** Source data follows **
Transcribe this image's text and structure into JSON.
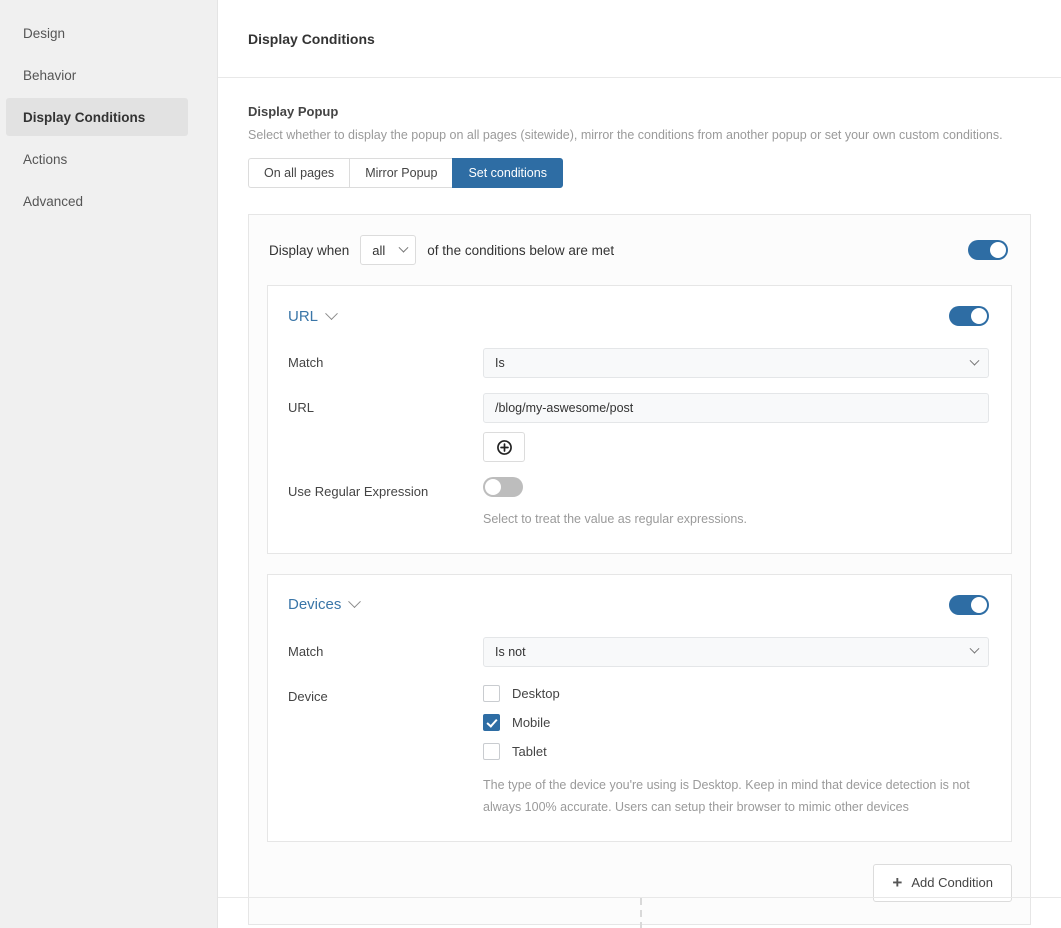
{
  "sidebar": {
    "items": [
      {
        "label": "Design",
        "active": false
      },
      {
        "label": "Behavior",
        "active": false
      },
      {
        "label": "Display Conditions",
        "active": true
      },
      {
        "label": "Actions",
        "active": false
      },
      {
        "label": "Advanced",
        "active": false
      }
    ]
  },
  "header": {
    "title": "Display Conditions"
  },
  "display_popup": {
    "label": "Display Popup",
    "description": "Select whether to display the popup on all pages (sitewide), mirror the conditions from another popup or set your own custom conditions.",
    "tabs": [
      {
        "label": "On all pages",
        "active": false
      },
      {
        "label": "Mirror Popup",
        "active": false
      },
      {
        "label": "Set conditions",
        "active": true
      }
    ]
  },
  "display_when": {
    "prefix": "Display when",
    "match_mode": "all",
    "suffix": "of the conditions below are met",
    "enabled": true
  },
  "conditions": [
    {
      "title": "URL",
      "enabled": true,
      "match_label": "Match",
      "match_value": "Is",
      "value_label": "URL",
      "value": "/blog/my-aswesome/post",
      "add_value_icon": "circle-plus-icon",
      "regex_label": "Use Regular Expression",
      "regex_enabled": false,
      "regex_help": "Select to treat the value as regular expressions."
    },
    {
      "title": "Devices",
      "enabled": true,
      "match_label": "Match",
      "match_value": "Is not",
      "device_label": "Device",
      "devices": [
        {
          "label": "Desktop",
          "checked": false
        },
        {
          "label": "Mobile",
          "checked": true
        },
        {
          "label": "Tablet",
          "checked": false
        }
      ],
      "device_help": "The type of the device you're using is Desktop. Keep in mind that device detection is not always 100% accurate. Users can setup their browser to mimic other devices"
    }
  ],
  "add_condition": {
    "label": "Add Condition",
    "icon": "plus-icon"
  },
  "colors": {
    "accent": "#2e6da4",
    "link": "#3a76a8",
    "toggle_off": "#bdbdbd",
    "sidebar_active_bg": "#e2e2e2"
  }
}
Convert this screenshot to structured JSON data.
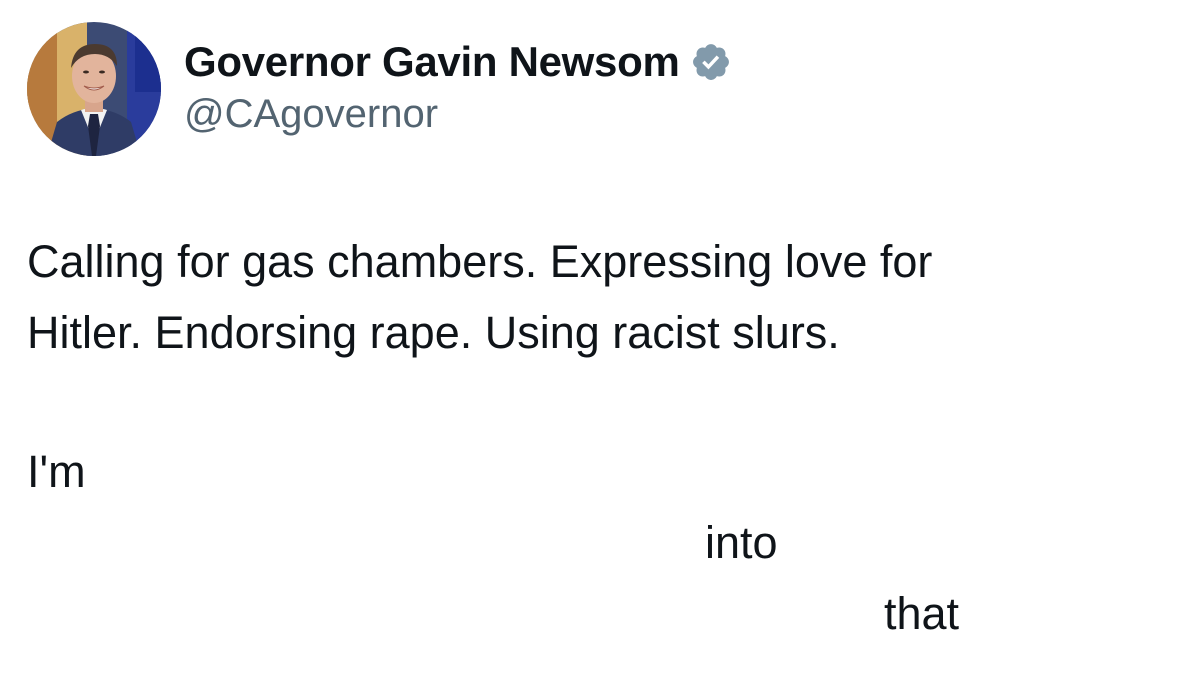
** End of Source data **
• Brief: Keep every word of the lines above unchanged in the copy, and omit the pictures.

• Written response:
Transcribe this image's text and structure into JSON.
{
  "sidebar": {
    "items": [
      {
        "label": "Design",
        "active": false
      },
      {
        "label": "Behavior",
        "active": false
      },
      {
        "label": "Display Conditions",
        "active": true
      },
      {
        "label": "Actions",
        "active": false
      },
      {
        "label": "Advanced",
        "active": false
      }
    ]
  },
  "header": {
    "title": "Display Conditions"
  },
  "display_popup": {
    "label": "Display Popup",
    "description": "Select whether to display the popup on all pages (sitewide), mirror the conditions from another popup or set your own custom conditions.",
    "tabs": [
      {
        "label": "On all pages",
        "active": false
      },
      {
        "label": "Mirror Popup",
        "active": false
      },
      {
        "label": "Set conditions",
        "active": true
      }
    ]
  },
  "display_when": {
    "prefix": "Display when",
    "match_mode": "all",
    "suffix": "of the conditions below are met",
    "enabled": true
  },
  "conditions": [
    {
      "title": "URL",
      "enabled": true,
      "match_label": "Match",
      "match_value": "Is",
      "value_label": "URL",
      "value": "/blog/my-aswesome/post",
      "add_value_icon": "circle-plus-icon",
      "regex_label": "Use Regular Expression",
      "regex_enabled": false,
      "regex_help": "Select to treat the value as regular expressions."
    },
    {
      "title": "Devices",
      "enabled": true,
      "match_label": "Match",
      "match_value": "Is not",
      "device_label": "Device",
      "devices": [
        {
          "label": "Desktop",
          "checked": false
        },
        {
          "label": "Mobile",
          "checked": true
        },
        {
          "label": "Tablet",
          "checked": false
        }
      ],
      "device_help": "The type of the device you're using is Desktop. Keep in mind that device detection is not always 100% accurate. Users can setup their browser to mimic other devices"
    }
  ],
  "add_condition": {
    "label": "Add Condition",
    "icon": "plus-icon"
  },
  "colors": {
    "accent": "#2e6da4",
    "link": "#3a76a8",
    "toggle_off": "#bdbdbd",
    "sidebar_active_bg": "#e2e2e2"
  }
}
Convert this screenshot to structured JSON data.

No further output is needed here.